Task brief:
For each line of the data below, copy it if it holds the word "time".

Source data:
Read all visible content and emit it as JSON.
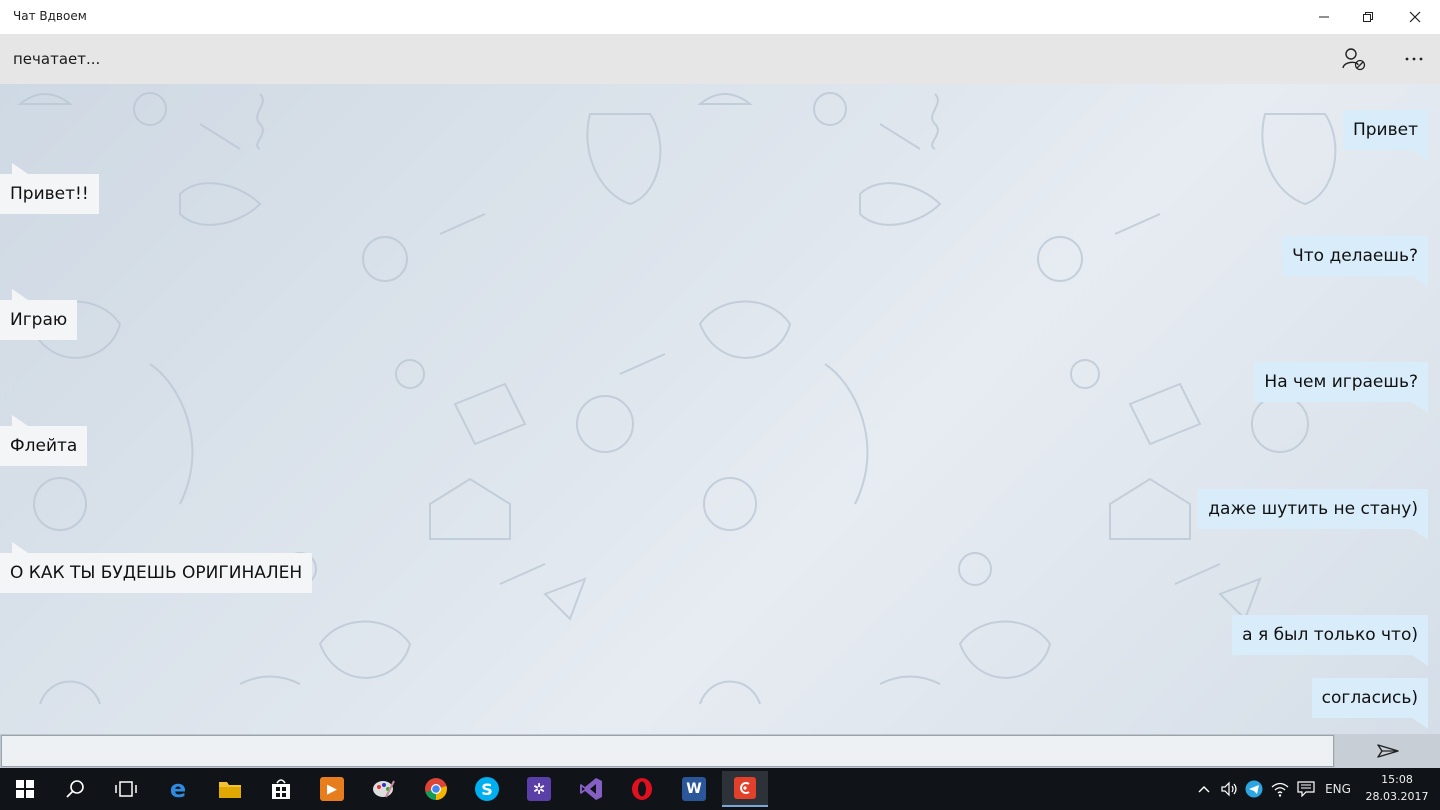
{
  "window": {
    "title": "Чат Вдвоем"
  },
  "header": {
    "status": "печатает..."
  },
  "messages": [
    {
      "side": "out",
      "text": "Привет"
    },
    {
      "side": "in",
      "text": "Привет!!"
    },
    {
      "side": "out",
      "text": "Что делаешь?"
    },
    {
      "side": "in",
      "text": "Играю"
    },
    {
      "side": "out",
      "text": "На чем играешь?"
    },
    {
      "side": "in",
      "text": "Флейта"
    },
    {
      "side": "out",
      "text": "даже шутить не стану)"
    },
    {
      "side": "in",
      "text": "О КАК ТЫ БУДЕШЬ ОРИГИНАЛЕН"
    },
    {
      "side": "out",
      "text": "а я был только что)"
    },
    {
      "side": "out",
      "text": "согласись)"
    }
  ],
  "input": {
    "value": "",
    "placeholder": ""
  },
  "taskbar": {
    "apps": [
      "start",
      "search",
      "task-view",
      "edge",
      "file-explorer",
      "store",
      "media-player",
      "paint",
      "chrome",
      "skype",
      "app-settings",
      "visual-studio",
      "opera",
      "word",
      "chat-app"
    ],
    "language": "ENG",
    "time": "15:08",
    "date": "28.03.2017"
  },
  "colors": {
    "incoming_bubble": "#f4f5f7",
    "outgoing_bubble": "#d8ecf9",
    "header_bg": "#e6e6e6",
    "taskbar_bg": "#101317"
  }
}
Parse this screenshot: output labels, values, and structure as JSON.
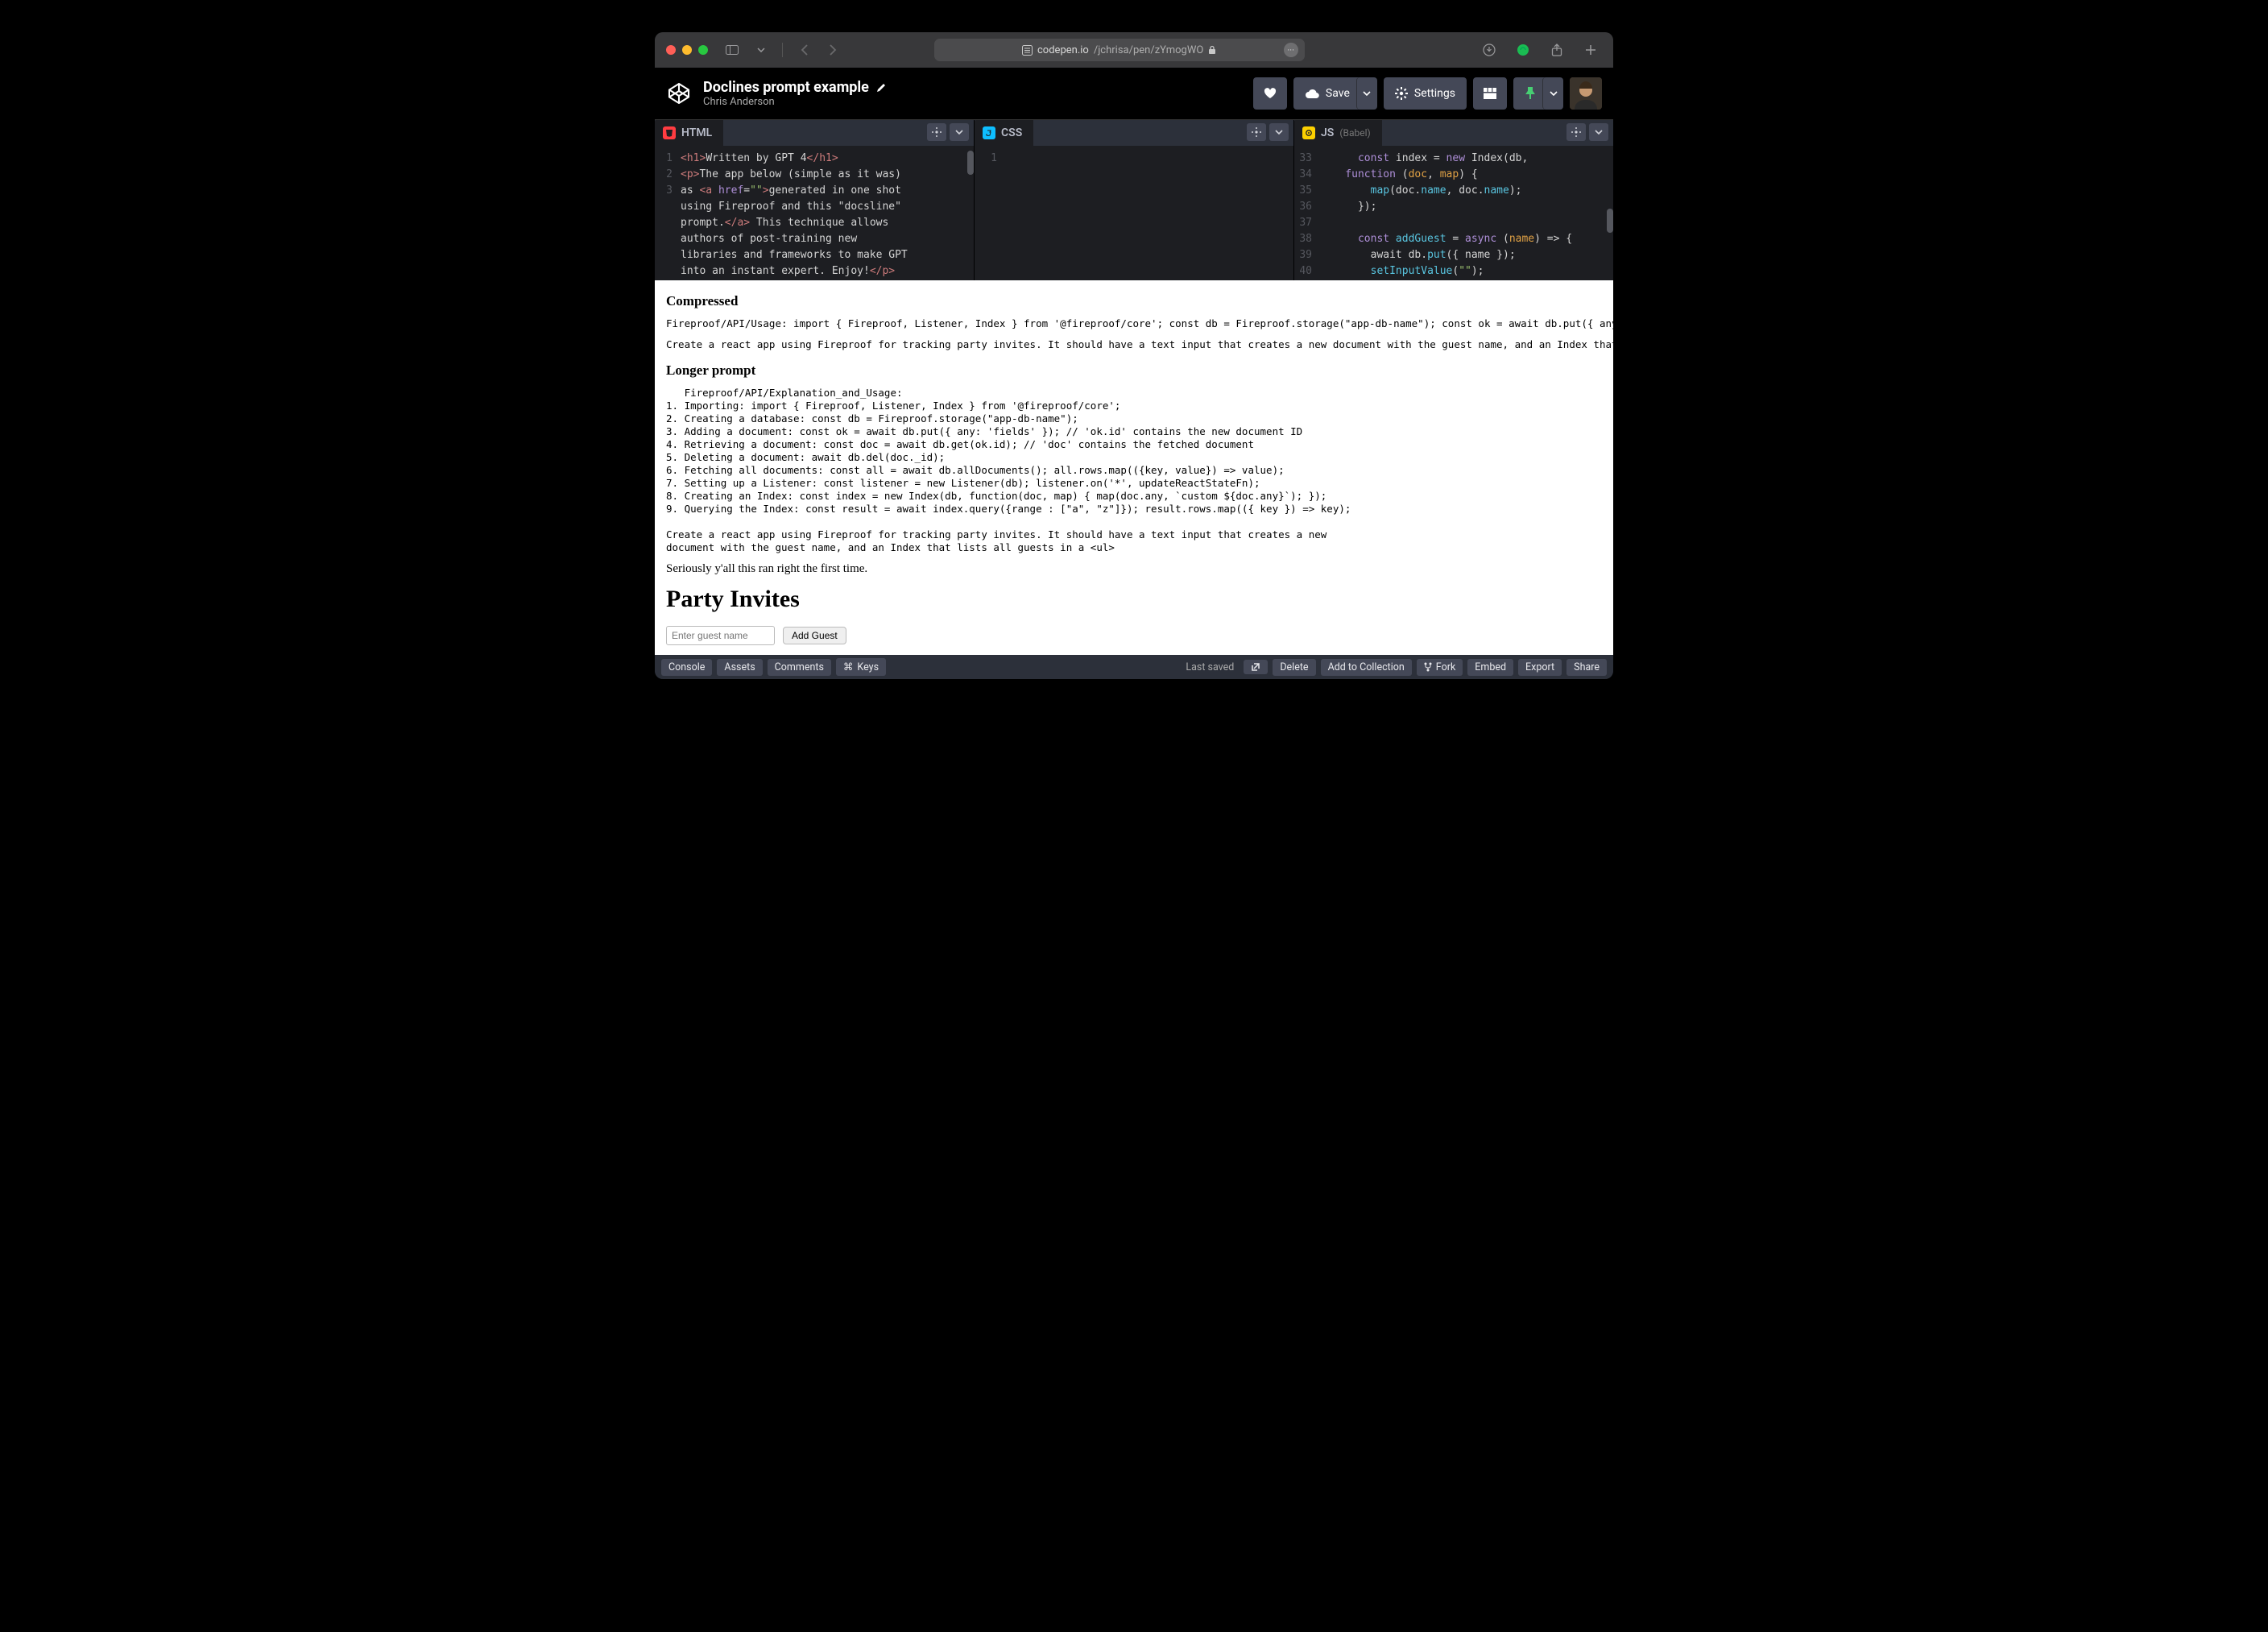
{
  "browser": {
    "url_host": "codepen.io",
    "url_path": "/jchrisa/pen/zYmogWO"
  },
  "header": {
    "title": "Doclines prompt example",
    "author": "Chris Anderson",
    "save_label": "Save",
    "settings_label": "Settings"
  },
  "panels": {
    "html": {
      "label": "HTML"
    },
    "css": {
      "label": "CSS"
    },
    "js": {
      "label": "JS",
      "sublabel": "(Babel)"
    }
  },
  "html_code": {
    "lines": [
      "1",
      "2",
      "",
      "",
      "",
      "",
      "",
      "",
      "3"
    ],
    "l1_open": "<h1>",
    "l1_text": "Written by GPT 4",
    "l1_close": "</h1>",
    "l2_open": "<p>",
    "l2a": "The app below (simple as it was)",
    "l2b_pre": "as ",
    "l2b_aopen": "<a ",
    "l2b_attr": "href",
    "l2b_eq": "=",
    "l2b_val": "\"\"",
    "l2b_aclose": ">",
    "l2b_text": "generated in one shot",
    "l2c": "using Fireproof and this \"docsline\"",
    "l2d_pre": "prompt.",
    "l2d_aclose": "</a>",
    "l2d_text": " This technique allows",
    "l2e": "authors of post-training new",
    "l2f": "libraries and frameworks to make GPT",
    "l2g_text": "into an instant expert. Enjoy!",
    "l2g_close": "</p>"
  },
  "css_code": {
    "line1": "1"
  },
  "js_code": {
    "lines": [
      "33",
      "34",
      "35",
      "36",
      "37",
      "38",
      "39",
      "40"
    ],
    "l33a": "      const ",
    "l33b": "index",
    "l33c": " = ",
    "l33d": "new",
    "l33e": " Index(db, ",
    "l33_cont": "    function",
    "l33_cont2": " (",
    "l33_cont3": "doc",
    "l33_cont4": ", ",
    "l33_cont5": "map",
    "l33_cont6": ") {",
    "l34a": "        ",
    "l34b": "map",
    "l34c": "(doc.",
    "l34d": "name",
    "l34e": ", doc.",
    "l34f": "name",
    "l34g": ");",
    "l35": "      });",
    "l37a": "      const ",
    "l37b": "addGuest",
    "l37c": " = ",
    "l37d": "async",
    "l37e": " (",
    "l37f": "name",
    "l37g": ") => {",
    "l38a": "        await db.",
    "l38b": "put",
    "l38c": "({ name });",
    "l39a": "        ",
    "l39b": "setInputValue",
    "l39c": "(",
    "l39d": "\"\"",
    "l39e": ");",
    "l40": "      };"
  },
  "preview": {
    "h_compressed": "Compressed",
    "compressed_line1": "Fireproof/API/Usage: import { Fireproof, Listener, Index } from '@fireproof/core'; const db = Fireproof.storage(\"app-db-name\"); const ok = await db.put({ any: 'fiel",
    "compressed_line2": "Create a react app using Fireproof for tracking party invites. It should have a text input that creates a new document with the guest name, and an Index that lists a",
    "h_longer": "Longer prompt",
    "longer_block": "   Fireproof/API/Explanation_and_Usage:\n1. Importing: import { Fireproof, Listener, Index } from '@fireproof/core';\n2. Creating a database: const db = Fireproof.storage(\"app-db-name\");\n3. Adding a document: const ok = await db.put({ any: 'fields' }); // 'ok.id' contains the new document ID\n4. Retrieving a document: const doc = await db.get(ok.id); // 'doc' contains the fetched document\n5. Deleting a document: await db.del(doc._id);\n6. Fetching all documents: const all = await db.allDocuments(); all.rows.map(({key, value}) => value);\n7. Setting up a Listener: const listener = new Listener(db); listener.on('*', updateReactStateFn);\n8. Creating an Index: const index = new Index(db, function(doc, map) { map(doc.any, `custom ${doc.any}`); });\n9. Querying the Index: const result = await index.query({range : [\"a\", \"z\"]}); result.rows.map(({ key }) => key);\n\nCreate a react app using Fireproof for tracking party invites. It should have a text input that creates a new\ndocument with the guest name, and an Index that lists all guests in a <ul>",
    "seriously": "Seriously y'all this ran right the first time.",
    "party_h1": "Party Invites",
    "guest_placeholder": "Enter guest name",
    "add_guest": "Add Guest"
  },
  "footer": {
    "console": "Console",
    "assets": "Assets",
    "comments": "Comments",
    "keys": "Keys",
    "last_saved": "Last saved",
    "delete": "Delete",
    "addcol": "Add to Collection",
    "fork": "Fork",
    "embed": "Embed",
    "export": "Export",
    "share": "Share"
  }
}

Written answer:
    "time": "15:08",
    "seriously": "Seriously y'all this ran right the first time.",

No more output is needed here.